Arabic is closely related to Hebrew and Aramaic. The geographical reach of Arabic is connected to the Arabic conquests beginning in the 8th century CE. Modern Arabic has a variety of sub dialects and these various Arabic dialects are spoken throughout the Arab world. Standard Arabic is widely studied and known throughout the Islamic world.
The Arabic language has lent a number of words to languages spoken in Islamic countries or in those in which Islamic Caliphates once ruled (e.g. Spain). The Arabic language has also been the recipient of similar influences and has also borrowed words from other languages including Persian and Sanskrit. In the Middle Ages, Arabic was the vehicle of culture, science, mathematics, poetry and philosophy.
As a consequence many European languages such as Spanish and Portuguese have also borrowed numerous words from it. Even Sephardic Jewish communities of the medieval period living in Spain and throughout North Africa and in the present day Middle East spoke and wrote in Arabic. As far as the term "Arabic" is concerned, it may refer to either literary Arabic or the localized varieties of Arabic often referred to as "colloquial Arabic.

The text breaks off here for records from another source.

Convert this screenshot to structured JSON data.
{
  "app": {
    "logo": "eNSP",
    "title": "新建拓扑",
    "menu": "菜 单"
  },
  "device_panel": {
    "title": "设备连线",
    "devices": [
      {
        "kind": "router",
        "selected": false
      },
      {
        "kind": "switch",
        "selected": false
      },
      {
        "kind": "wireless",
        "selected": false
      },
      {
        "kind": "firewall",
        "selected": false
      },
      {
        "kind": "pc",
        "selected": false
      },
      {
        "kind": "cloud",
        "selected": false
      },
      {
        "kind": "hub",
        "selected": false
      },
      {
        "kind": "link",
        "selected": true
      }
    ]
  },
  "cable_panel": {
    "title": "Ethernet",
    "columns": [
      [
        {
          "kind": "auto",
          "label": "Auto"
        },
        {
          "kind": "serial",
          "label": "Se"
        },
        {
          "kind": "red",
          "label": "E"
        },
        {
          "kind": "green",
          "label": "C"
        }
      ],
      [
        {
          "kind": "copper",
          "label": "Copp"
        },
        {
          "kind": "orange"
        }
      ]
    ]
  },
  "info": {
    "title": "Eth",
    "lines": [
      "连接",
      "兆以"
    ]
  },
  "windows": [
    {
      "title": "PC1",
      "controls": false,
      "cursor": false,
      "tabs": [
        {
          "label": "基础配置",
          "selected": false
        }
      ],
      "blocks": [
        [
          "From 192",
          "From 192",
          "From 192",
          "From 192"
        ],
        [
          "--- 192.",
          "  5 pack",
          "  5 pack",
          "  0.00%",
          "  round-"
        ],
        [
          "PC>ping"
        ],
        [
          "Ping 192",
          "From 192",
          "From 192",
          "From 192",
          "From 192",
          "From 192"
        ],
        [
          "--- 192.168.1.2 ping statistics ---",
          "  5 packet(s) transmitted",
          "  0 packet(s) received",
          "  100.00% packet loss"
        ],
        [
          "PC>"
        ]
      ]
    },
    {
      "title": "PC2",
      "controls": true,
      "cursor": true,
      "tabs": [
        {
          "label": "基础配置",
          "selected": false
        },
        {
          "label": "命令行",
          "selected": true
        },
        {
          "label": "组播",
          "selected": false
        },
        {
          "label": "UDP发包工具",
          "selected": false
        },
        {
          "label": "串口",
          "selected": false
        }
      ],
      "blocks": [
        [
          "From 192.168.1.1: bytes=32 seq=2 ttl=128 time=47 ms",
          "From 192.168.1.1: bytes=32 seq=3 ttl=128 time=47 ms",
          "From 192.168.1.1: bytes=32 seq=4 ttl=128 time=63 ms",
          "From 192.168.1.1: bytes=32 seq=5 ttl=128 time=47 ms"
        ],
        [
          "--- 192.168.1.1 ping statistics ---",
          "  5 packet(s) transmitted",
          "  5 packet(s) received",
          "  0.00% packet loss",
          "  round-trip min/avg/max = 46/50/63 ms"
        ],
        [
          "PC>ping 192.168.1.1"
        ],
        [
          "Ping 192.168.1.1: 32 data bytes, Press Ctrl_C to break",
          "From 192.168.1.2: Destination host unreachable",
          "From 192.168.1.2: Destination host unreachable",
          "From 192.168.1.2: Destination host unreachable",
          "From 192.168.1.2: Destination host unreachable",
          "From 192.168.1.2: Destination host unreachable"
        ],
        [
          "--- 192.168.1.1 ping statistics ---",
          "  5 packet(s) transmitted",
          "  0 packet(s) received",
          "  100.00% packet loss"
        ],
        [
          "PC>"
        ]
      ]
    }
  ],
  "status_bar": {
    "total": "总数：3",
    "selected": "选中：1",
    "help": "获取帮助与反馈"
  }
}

"Literary written Arabic is generally regarded as the standard Arabic language. All other "Arabics" are viewed as mere dialects. Literary Arabic generally refers to the language used in television and print media across North Africa and the Middle East. It also refers to the language of the Q'uran. In contrast, "colloquial" Arabic refers to the regional varieties derived from Classical Arabic, which constitute the Arabic language as spoken in everyday settings.
Arabic dialects sometimes differ sufficiently to be mutually incomprehensible to each other, especially in pronunciation. These dialects are generally unwritten, although a certain amount of literature exists in many of them. Literary Arabic or classical Arabic is the official language of all Arab countries and is the only form of Arabic taught in schools at all stages. When educated Arabs of different nationalities engage in conversation Literary Arabic may be used for communication sake. Classical Arabic can be distinguished from Modern Standard Arabic. Classical Arabic is considered normative; modern authors attempt to follow the grammatical norms established by classical grammarians, and to use the vocabulary defined in Classical dictionaries.
The influence of Arabic has been most profound in Islamic countries. Arabic is a major source of vocabulary for Berber, Kurdish, Persian, Swahili, Urdu, Turkish, Malay Indonesian, and even Hindi in its colloquial variety The major dialectical variations are as follows: Egyptian Arabic, Maghrebi Arabic (Algerian Arabic, Moroccan Arabic, Tunisian Arabic, Maltese and western Libyan Arabic), Levantine Arabic (Western Syrian, Lebanese, Palestinian, western Jordanian and Cypriot Maronite Arabic),Iraqi Arabic (and Khuzestani Arabic) ,East Arabian Arabic (Eastern Saudi Arabia, Western Iraq, Eastern Syrian, Jordanian and parts of Oman), Gulf Arabic (Bahrain, Saudi Eastern Province, Kuwait, UAE, Qatar, and Oman) Hassānīya (in Mauritania, Mali and western Sahara), Sudanese Arabic, Hijazi Arabic (western Saudi Arabia), Najdi Arabic (Najd region of central Saudi Arabia),and Yemeni Arabic (Yemen to southern Saudi Arabia).
Jacob Lumbroso is a world traveler and an enthusiast for foreign languages, history, and foreign cultures. He writes articles on history and languages and recommends FSI Arabic courses to learn Arabic.